To investigate the prevalence and cyst burden of Giardia duodenalis as well as the genetic identity and possible zoonotic potential of isolates in canine faeces left on soil, a total of 143 freshly passed faecal specimens were collected in four different green urban areas and examined by Real-time PCR. Overall, 30.8% of faeces from different dogs that defecated in urban areas were found to harbour Giardia cysts, with single area positivity proportions ranging from 4.2% to 47.8%; significant (P < 0.05) and highly significant (P < 0.01) differences were found in the prevalence among different areas investigated. The number of cysts ranged from 2 to 1428 per gram of faeces. Results emphasize that a high risk of clog-to-dog Giardia transmission may occur in public areas where high quantities of faeces from infected dogs are daily left to cumulate on the ground. Results suggest there is a low risk for zoonotic transmission of Giardia: only 0.6% of canine faeces contaminating urban areas were carrying subgenotype A1, which is considered as the most potentially transmissible to humans. (C) 2009 Elsevier B.V. All rights reserved.

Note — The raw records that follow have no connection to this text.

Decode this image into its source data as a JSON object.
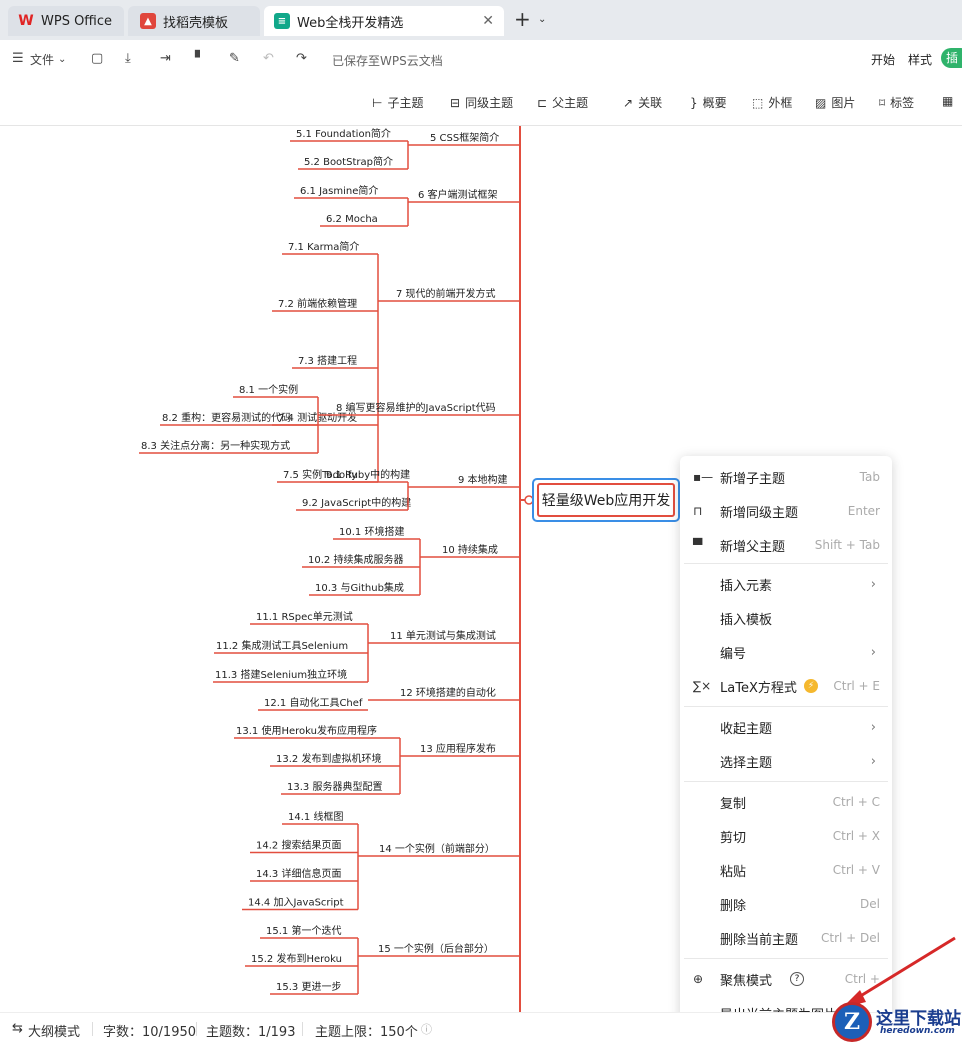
{
  "tabs": [
    {
      "label": "WPS Office",
      "icon": "wps-logo-icon"
    },
    {
      "label": "找稻壳模板",
      "icon": "daoke-icon"
    },
    {
      "label": "Web全栈开发精选",
      "icon": "mindmap-doc-icon"
    }
  ],
  "toolbar": {
    "file_label": "文件",
    "save_status": "已保存至WPS云文档",
    "menu_start": "开始",
    "menu_style": "样式",
    "menu_insert": "插"
  },
  "toolbar2": {
    "subtopic": "子主题",
    "sibling": "同级主题",
    "parent": "父主题",
    "relation": "关联",
    "summary": "概要",
    "frame": "外框",
    "image": "图片",
    "tag": "标签"
  },
  "mindmap": {
    "central": "轻量级Web应用开发",
    "branches": [
      {
        "label": "5 CSS框架简介",
        "children": [
          "5.1 Foundation简介",
          "5.2 BootStrap简介"
        ]
      },
      {
        "label": "6 客户端测试框架",
        "children": [
          "6.1 Jasmine简介",
          "6.2 Mocha"
        ]
      },
      {
        "label": "7 现代的前端开发方式",
        "children": [
          "7.1 Karma简介",
          "7.2 前端依赖管理",
          "7.3 搭建工程",
          "7.4 测试驱动开发",
          "7.5 实例Todoify"
        ]
      },
      {
        "label": "8 编写更容易维护的JavaScript代码",
        "children": [
          "8.1 一个实例",
          "8.2 重构：更容易测试的代码",
          "8.3 关注点分离：另一种实现方式"
        ]
      },
      {
        "label": "9 本地构建",
        "children": [
          "9.1 Ruby中的构建",
          "9.2 JavaScript中的构建"
        ]
      },
      {
        "label": "10 持续集成",
        "children": [
          "10.1 环境搭建",
          "10.2 持续集成服务器",
          "10.3 与Github集成"
        ]
      },
      {
        "label": "11 单元测试与集成测试",
        "children": [
          "11.1 RSpec单元测试",
          "11.2 集成测试工具Selenium",
          "11.3 搭建Selenium独立环境"
        ]
      },
      {
        "label": "12 环境搭建的自动化",
        "children": [
          "12.1 自动化工具Chef"
        ]
      },
      {
        "label": "13 应用程序发布",
        "children": [
          "13.1 使用Heroku发布应用程序",
          "13.2 发布到虚拟机环境",
          "13.3 服务器典型配置"
        ]
      },
      {
        "label": "14 一个实例（前端部分）",
        "children": [
          "14.1 线框图",
          "14.2 搜索结果页面",
          "14.3 详细信息页面",
          "14.4 加入JavaScript"
        ]
      },
      {
        "label": "15 一个实例（后台部分）",
        "children": [
          "15.1 第一个迭代",
          "15.2 发布到Heroku",
          "15.3 更进一步"
        ]
      }
    ]
  },
  "context_menu": {
    "items": [
      {
        "label": "新增子主题",
        "shortcut": "Tab",
        "icon": "add-subtopic-icon"
      },
      {
        "label": "新增同级主题",
        "shortcut": "Enter",
        "icon": "add-sibling-icon"
      },
      {
        "label": "新增父主题",
        "shortcut": "Shift + Tab",
        "icon": "add-parent-icon"
      },
      {
        "label": "插入元素",
        "arrow": "›"
      },
      {
        "label": "插入模板"
      },
      {
        "label": "编号",
        "arrow": "›"
      },
      {
        "label": "LaTeX方程式",
        "shortcut": "Ctrl + E",
        "icon": "formula-icon",
        "badge": "⚡"
      },
      {
        "label": "收起主题",
        "arrow": "›"
      },
      {
        "label": "选择主题",
        "arrow": "›"
      },
      {
        "label": "复制",
        "shortcut": "Ctrl + C"
      },
      {
        "label": "剪切",
        "shortcut": "Ctrl + X"
      },
      {
        "label": "粘贴",
        "shortcut": "Ctrl + V"
      },
      {
        "label": "删除",
        "shortcut": "Del"
      },
      {
        "label": "删除当前主题",
        "shortcut": "Ctrl + Del"
      },
      {
        "label": "聚焦模式",
        "shortcut": "Ctrl +",
        "icon": "focus-icon",
        "help": "?"
      },
      {
        "label": "导出当前主题为图片"
      }
    ]
  },
  "statusbar": {
    "outline_mode": "大纲模式",
    "word_count": "字数：10/1950",
    "topic_count": "主题数：1/193",
    "topic_limit": "主题上限：150个"
  },
  "watermark": {
    "text": "这里下载站",
    "sub": "heredown.com"
  },
  "colors": {
    "branch_line": "#e24e3f",
    "selection": "#3a8ee6",
    "insert_button": "#2fb36b"
  }
}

|Autori:||Papini R.; Marangi M.; Mancianti F; Giangaspero A.|
|Titolo:||Occurrence and cyst burden of Giardia duodenalis in dog faecal deposits from urban green areas: Implications for environmental contamination and related risks|

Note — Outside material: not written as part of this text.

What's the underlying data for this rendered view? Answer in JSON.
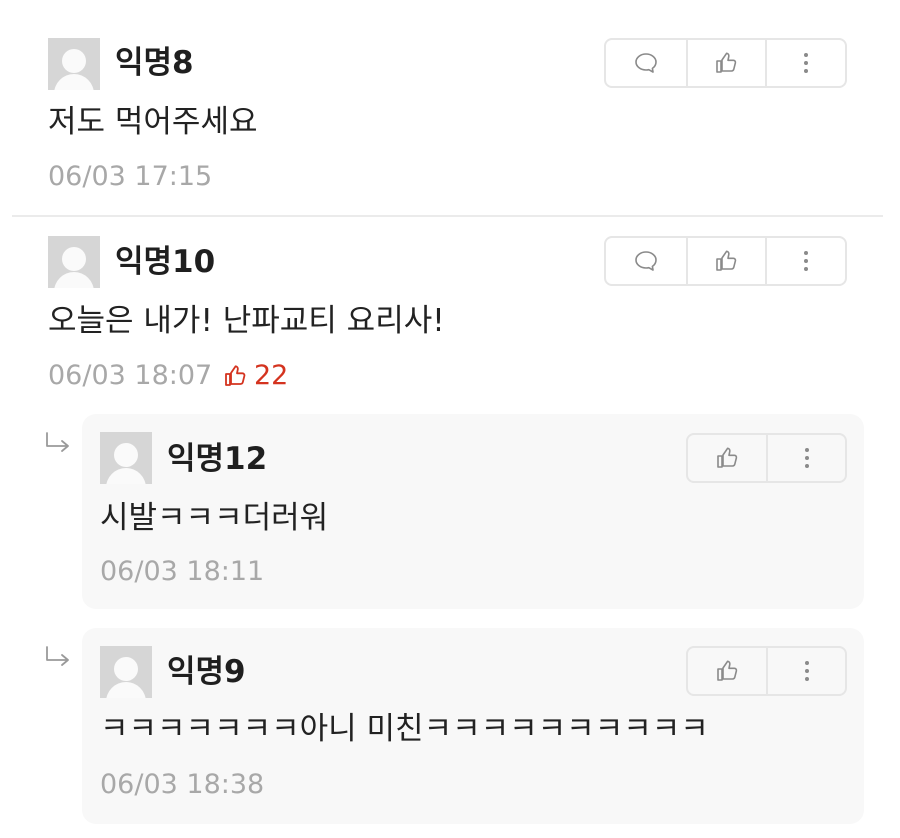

|Anno del prodotto:||2009|
|Digital Object Identifier (DOI):||10.1016/j.prevetmed.2009.07.003|
|Appare nelle tipologie:||1.1 Articolo in rivista|